The Australian agricultural landscape is poised for improvements in disease management with the launch of the nation's first dedicated airborne fungal pathogen surveillance network. This groundbreaking initiative, commencing in April 2024, will deploy 60 SporeScout units across all three GRDC regions. The network collaborates with researchers, state pathologists in each growing region, and the GRDC. This strategic deployment of SporeScout units, augmented by four iMapPESTS Sentinels for DNA validation, will provide near real-time data on the presence and concentration of airborne fungal spores across vast regions. This unprecedented access to granular, geographically specific data empowers growers and researchers alike. An example of the website for the surveillance network can be seen in Figure 3 and Figure 4.

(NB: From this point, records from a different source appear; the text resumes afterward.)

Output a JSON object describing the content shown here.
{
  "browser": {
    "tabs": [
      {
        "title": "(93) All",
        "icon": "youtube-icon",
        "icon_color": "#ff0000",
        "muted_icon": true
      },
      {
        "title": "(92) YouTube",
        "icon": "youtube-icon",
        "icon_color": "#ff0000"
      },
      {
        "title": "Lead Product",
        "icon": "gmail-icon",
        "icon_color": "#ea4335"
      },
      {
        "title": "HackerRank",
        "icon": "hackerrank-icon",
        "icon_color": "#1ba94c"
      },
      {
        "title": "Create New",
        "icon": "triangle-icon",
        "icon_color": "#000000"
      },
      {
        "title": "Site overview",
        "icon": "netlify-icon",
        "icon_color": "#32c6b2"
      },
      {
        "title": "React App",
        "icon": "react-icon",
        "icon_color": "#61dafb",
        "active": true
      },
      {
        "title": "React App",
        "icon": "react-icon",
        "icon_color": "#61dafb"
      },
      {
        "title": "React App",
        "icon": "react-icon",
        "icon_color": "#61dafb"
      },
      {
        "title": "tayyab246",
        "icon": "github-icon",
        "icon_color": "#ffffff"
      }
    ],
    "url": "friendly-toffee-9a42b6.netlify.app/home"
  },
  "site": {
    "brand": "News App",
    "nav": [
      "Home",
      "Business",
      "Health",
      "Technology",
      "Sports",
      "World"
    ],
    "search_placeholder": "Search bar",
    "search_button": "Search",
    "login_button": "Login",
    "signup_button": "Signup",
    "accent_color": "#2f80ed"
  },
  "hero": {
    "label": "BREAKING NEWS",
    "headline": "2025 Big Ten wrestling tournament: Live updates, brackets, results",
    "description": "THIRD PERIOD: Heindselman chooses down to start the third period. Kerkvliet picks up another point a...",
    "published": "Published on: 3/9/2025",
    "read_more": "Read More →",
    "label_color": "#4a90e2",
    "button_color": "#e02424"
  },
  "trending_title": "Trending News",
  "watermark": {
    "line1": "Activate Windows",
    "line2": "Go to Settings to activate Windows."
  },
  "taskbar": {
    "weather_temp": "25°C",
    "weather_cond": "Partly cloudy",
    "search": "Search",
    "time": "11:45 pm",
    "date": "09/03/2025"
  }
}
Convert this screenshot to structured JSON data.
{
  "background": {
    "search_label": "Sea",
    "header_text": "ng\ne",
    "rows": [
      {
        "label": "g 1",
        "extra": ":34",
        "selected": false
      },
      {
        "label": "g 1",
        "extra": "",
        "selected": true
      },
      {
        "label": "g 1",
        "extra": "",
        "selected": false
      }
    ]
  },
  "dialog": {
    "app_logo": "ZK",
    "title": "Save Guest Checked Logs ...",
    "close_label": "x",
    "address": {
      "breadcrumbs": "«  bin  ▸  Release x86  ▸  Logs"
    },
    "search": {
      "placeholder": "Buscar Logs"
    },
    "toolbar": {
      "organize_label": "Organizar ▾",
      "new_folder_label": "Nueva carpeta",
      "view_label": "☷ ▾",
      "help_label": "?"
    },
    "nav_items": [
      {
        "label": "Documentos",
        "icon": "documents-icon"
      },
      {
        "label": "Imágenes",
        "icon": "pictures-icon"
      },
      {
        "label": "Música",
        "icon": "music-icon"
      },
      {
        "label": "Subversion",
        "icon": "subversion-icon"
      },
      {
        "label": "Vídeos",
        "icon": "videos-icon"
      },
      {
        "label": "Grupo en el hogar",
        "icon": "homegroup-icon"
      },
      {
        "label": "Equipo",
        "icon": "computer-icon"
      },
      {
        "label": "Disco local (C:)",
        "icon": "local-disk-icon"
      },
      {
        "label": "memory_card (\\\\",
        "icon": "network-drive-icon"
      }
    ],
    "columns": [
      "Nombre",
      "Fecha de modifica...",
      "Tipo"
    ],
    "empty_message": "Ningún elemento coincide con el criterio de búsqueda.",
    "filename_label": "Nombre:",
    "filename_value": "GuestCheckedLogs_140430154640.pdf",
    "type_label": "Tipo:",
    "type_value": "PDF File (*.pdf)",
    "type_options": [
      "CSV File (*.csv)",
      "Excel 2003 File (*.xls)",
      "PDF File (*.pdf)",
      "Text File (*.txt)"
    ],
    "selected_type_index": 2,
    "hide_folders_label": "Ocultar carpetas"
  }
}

The network's design also incorporates a robust research component. Several SporeScout units in the network will be placed within existing disease field research trials. The data generated from these trials will serve to provide recommendations regarding how best to incorporate BioScout data into existing integrated disease management practices, maximising the return on investment for growers and the industry as a whole.

Example landing page for the regional disease surveillance network.

Figure 3. Example landing page for the regional disease surveillance network. Upon entering the site, users will see a map with icons displaying the locations of SporeScout units in that region. Users can zoom in on the map and select individual units to view spore concentrations and weather data. Note: this is a mock-up and may vary from the real landing page.

Example of the landing page scrolled down.

Figure 4. Example of the landing page scrolled down. Users can select multiple SporeScout units and view the spore concentrations of the pathogens we track. Users can filter the data by selecting specific SporeScout units and date ranges and can download the filtered data in a CSV file. Note: this is a mock-up and may vary from the real landing page.

Participation in this initiative is available to GRDC-approved users free of charge until April 2026. We invite researchers, industry stakeholders, and growers to join us in shaping the future of Australian agriculture by contributing to this transformative project. If you would like to have access to the disease surveillance network, we encourage you to provide your email address using the QR link below.


  • BioScout technology provides fully automated disease surveillance for airborne pathogens
  • A regional airborne disease surveillance network will come online in early 2024, providing data on airborne pathogens as well as weather variables available to view online or download as a file
  • Research involving BioScout units in disease management will be undertaken, with recommendations with how best to use BioScout data provided to growers later this year


FAO, 2019. New standards to curb the global spread of plant pests and diseases. Murray, G.M., Brennan, J.P., 2009. Estimating disease losses to the Australian wheat industry. Australas. Plant Pathol. 38, 558–570.


The research undertaken as part of this project (PROC-9176750 or BIS2305-001RTX) is made possible by the significant contributions of growers through both trial cooperation and the support of the GRDC. The author would like to thank them for their continued support. We would also like to express our gratitude to SARDI, DPIRD and NSW DPI for supporting this project.

Contact details

Michelle Demers
Head of Science, BioScout
Ph: 0424 611 345
URL: BioScout

Date published
February 2024

GRDC Project Code: BIS2305-001RTX,